Prevention Is Better Than Cure

It often seems that our horses’ health problems come out of nowhere and from one day to the other. He did so well yesterday!

And this happens, for example, after accidents or falls. Though, many issues that demand our attention and prompt us to act are secondary. They often started much earlier in a different place than where they appear as a problem. What we see now often arises out of compensation, or a chain of compensation, for some other problem that wasn’t quite obvious.

Remember when the horse got stuck in his stall and seemed perfectly okay afterwards? Or is the horse less willing to go forward than before? When riding, is she heavy on the bit or shaking her head? Does he show resistances when tacking up? Does she frequently change to cross canter? The list could go on for a while.

(c) Dusan Kostic

Today more than ever we understand the connections in the horse’s body and continue to learn which problems are connected and where the causes may be. To cite just one example, our understanding of connections throughout the whole body is much greater today than it was a few years ago through our knowledge of myofascial kinetic lines that connect the entire body. And a blockage of the temporomandibular joint, which is of great importance in ridden horses, can lead to problems in completely different parts of the body. The muscular connections to the shoulder can cause disturbances in rhythm in the ridden horse and front leg lameness, for example.

But even in the past, veterinarians and other experienced horse people have already passed on their experience and knowledge about connections in the horse’s body and problems that are interrelated. So the problem and the knowledge about it are nothing new.

On the one hand, what we need are therapists who understand and recognize these connections and can therefore treat the cause instead of mere symptoms. And on the other hand, we need horse owners who know the value of prevention and take advantage of it. First, for the well-being of the horses, and second, for a more harmonious partnership between rider and horse.

If we do this, we can respond to minor disturbances early and prevent things from getting worse or occurring at all. Thus, it makes sense to have your horse checked by an acupuncturist, osteopath or manual therapist (semi-)annually.

In addition, one of the strengths of traditional Chinese medicine and therefore of acupuncture and acupressure is prevention. Since we can detect imbalances very early with this modality, which differs significantly in its approach from western conventional medicine, we are able to take countermeasures before more serious problems may manifest.
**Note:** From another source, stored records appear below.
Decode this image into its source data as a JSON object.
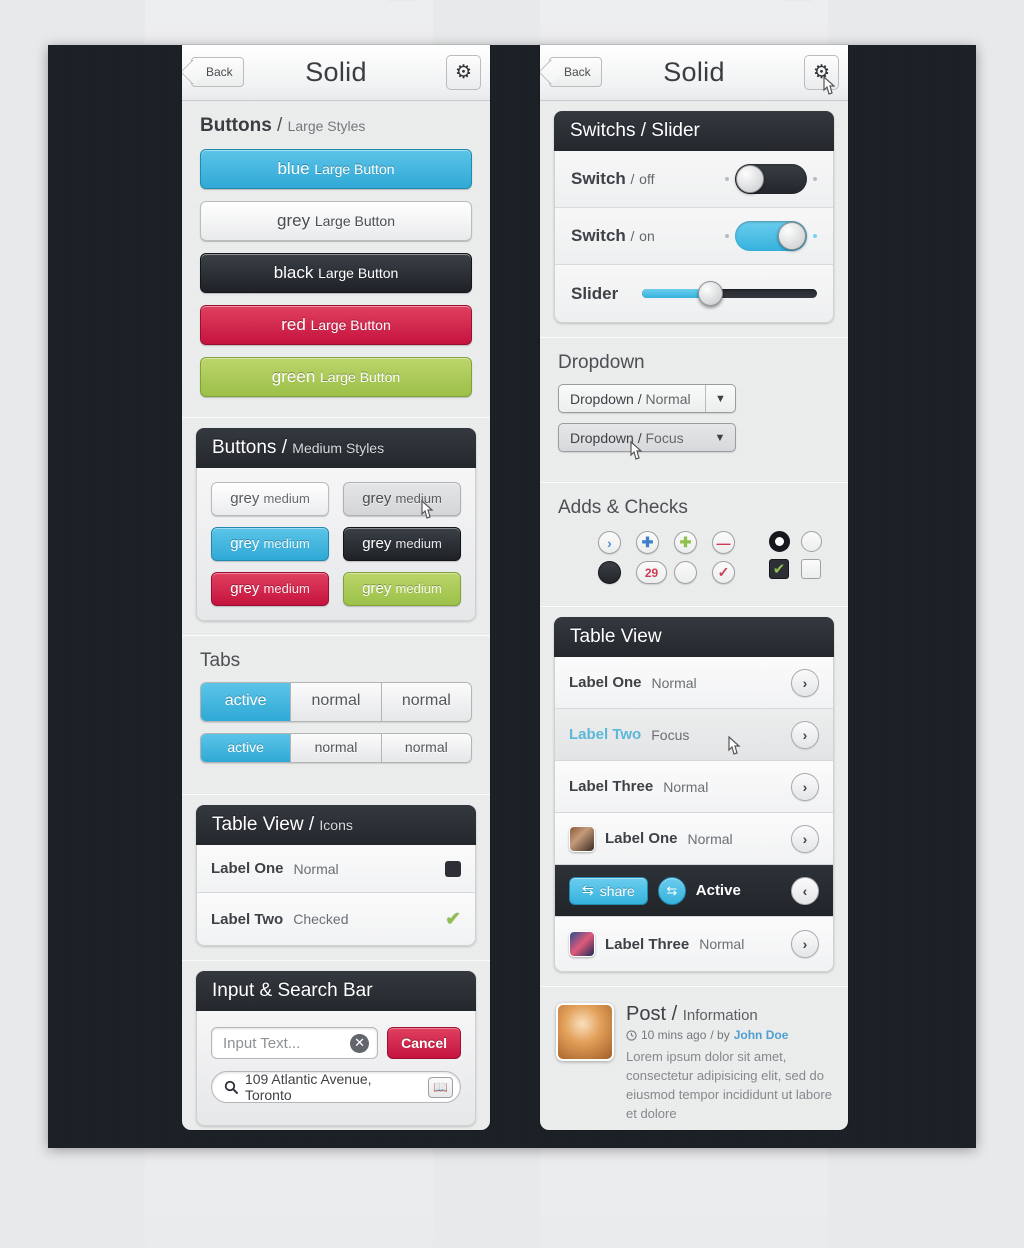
{
  "nav": {
    "back": "Back",
    "title": "Solid",
    "gear_icon": "gear-icon"
  },
  "left": {
    "buttons_large": {
      "heading_main": "Buttons",
      "heading_sep": "/",
      "heading_sub": "Large Styles",
      "items": [
        {
          "color": "blue",
          "label": "blue",
          "sub": "Large Button"
        },
        {
          "color": "grey",
          "label": "grey",
          "sub": "Large Button"
        },
        {
          "color": "black",
          "label": "black",
          "sub": "Large Button"
        },
        {
          "color": "red",
          "label": "red",
          "sub": "Large Button"
        },
        {
          "color": "green",
          "label": "green",
          "sub": "Large Button"
        }
      ]
    },
    "buttons_medium": {
      "title_main": "Buttons",
      "title_sep": "/",
      "title_sub": "Medium Styles",
      "items": [
        {
          "color": "grey1",
          "label": "grey",
          "sub": "medium"
        },
        {
          "color": "grey2",
          "label": "grey",
          "sub": "medium"
        },
        {
          "color": "blue",
          "label": "grey",
          "sub": "medium"
        },
        {
          "color": "black",
          "label": "grey",
          "sub": "medium"
        },
        {
          "color": "red",
          "label": "grey",
          "sub": "medium"
        },
        {
          "color": "green",
          "label": "grey",
          "sub": "medium"
        }
      ]
    },
    "tabs": {
      "heading": "Tabs",
      "row1": [
        {
          "label": "active",
          "state": "active"
        },
        {
          "label": "normal",
          "state": "normal"
        },
        {
          "label": "normal",
          "state": "normal"
        }
      ],
      "row2": [
        {
          "label": "active",
          "state": "active"
        },
        {
          "label": "normal",
          "state": "normal"
        },
        {
          "label": "normal",
          "state": "normal"
        }
      ]
    },
    "table_icons": {
      "title_main": "Table View",
      "title_sep": "/",
      "title_sub": "Icons",
      "rows": [
        {
          "label": "Label One",
          "value": "Normal",
          "icon": "dark-square"
        },
        {
          "label": "Label Two",
          "value": "Checked",
          "icon": "green-check"
        }
      ]
    },
    "input_search": {
      "title": "Input & Search Bar",
      "input_placeholder": "Input Text...",
      "input_value": "",
      "clear_icon": "clear-x-icon",
      "cancel_label": "Cancel",
      "search_icon": "search-icon",
      "search_value": "109 Atlantic Avenue, Toronto",
      "bookmark_icon": "bookmark-icon"
    }
  },
  "right": {
    "switches": {
      "title": "Switchs / Slider",
      "rows": [
        {
          "label": "Switch",
          "sep": "/",
          "sub": "off",
          "state": "off"
        },
        {
          "label": "Switch",
          "sep": "/",
          "sub": "on",
          "state": "on"
        }
      ],
      "slider_label": "Slider",
      "slider_value": 38
    },
    "dropdown": {
      "heading": "Dropdown",
      "items": [
        {
          "label": "Dropdown",
          "sep": "/",
          "sub": "Normal",
          "state": "normal"
        },
        {
          "label": "Dropdown",
          "sep": "/",
          "sub": "Focus",
          "state": "focus"
        }
      ],
      "chevron_icon": "chevron-down-icon"
    },
    "adds_checks": {
      "heading": "Adds & Checks",
      "row1": [
        {
          "glyph": "›",
          "name": "chevron-right-badge",
          "style": "blue-t"
        },
        {
          "glyph": "✚",
          "name": "plus-badge-blue",
          "style": "blue-p"
        },
        {
          "glyph": "✚",
          "name": "plus-badge-green",
          "style": "green-p"
        },
        {
          "glyph": "—",
          "name": "minus-badge-red",
          "style": "red-m"
        }
      ],
      "row2": [
        {
          "glyph": "",
          "name": "filled-dark-circle",
          "style": "filled"
        },
        {
          "glyph": "29",
          "name": "count-badge",
          "style": "red-n"
        },
        {
          "glyph": "",
          "name": "empty-circle",
          "style": ""
        },
        {
          "glyph": "✓",
          "name": "check-badge-red",
          "style": "red-c"
        }
      ],
      "radios": [
        {
          "name": "radio-selected",
          "state": "on"
        },
        {
          "name": "radio-unselected",
          "state": "off"
        }
      ],
      "checkboxes": [
        {
          "name": "checkbox-checked",
          "state": "on",
          "glyph": "✔"
        },
        {
          "name": "checkbox-unchecked",
          "state": "off",
          "glyph": ""
        }
      ]
    },
    "table_view": {
      "title": "Table View",
      "rows": [
        {
          "label": "Label One",
          "value": "Normal",
          "state": "normal",
          "avatar": "",
          "chevron": "›"
        },
        {
          "label": "Label Two",
          "value": "Focus",
          "state": "focus",
          "avatar": "",
          "chevron": "›"
        },
        {
          "label": "Label Three",
          "value": "Normal",
          "state": "normal",
          "avatar": "",
          "chevron": "›"
        },
        {
          "label": "Label One",
          "value": "Normal",
          "state": "normal",
          "avatar": "av1",
          "chevron": "›"
        },
        {
          "label": "",
          "value": "Active",
          "state": "active",
          "avatar": "",
          "chevron": "‹",
          "share_label": "share",
          "share_icon": "shuffle-icon"
        },
        {
          "label": "Label Three",
          "value": "Normal",
          "state": "normal",
          "avatar": "av2",
          "chevron": "›"
        }
      ]
    },
    "post": {
      "title_main": "Post",
      "title_sep": "/",
      "title_sub": "Information",
      "clock_icon": "clock-icon",
      "meta_time": "10 mins ago",
      "meta_sep": "/ by",
      "meta_author": "John Doe",
      "body": "Lorem ipsum dolor sit amet, consectetur adipisicing elit, sed do eiusmod tempor incididunt ut labore et dolore"
    }
  },
  "colors": {
    "accent_blue": "#2fa9d6",
    "red": "#c5133f",
    "green": "#9cc04a",
    "black": "#1e2227",
    "stage_bg": "#1b2026",
    "panel_bg": "#eceded"
  }
}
This coupled with the knowledge of anatomical and biomechanical relationships makes both acupuncture and acupressure a powerful modality both in prevention and in the addressing of existing complaints.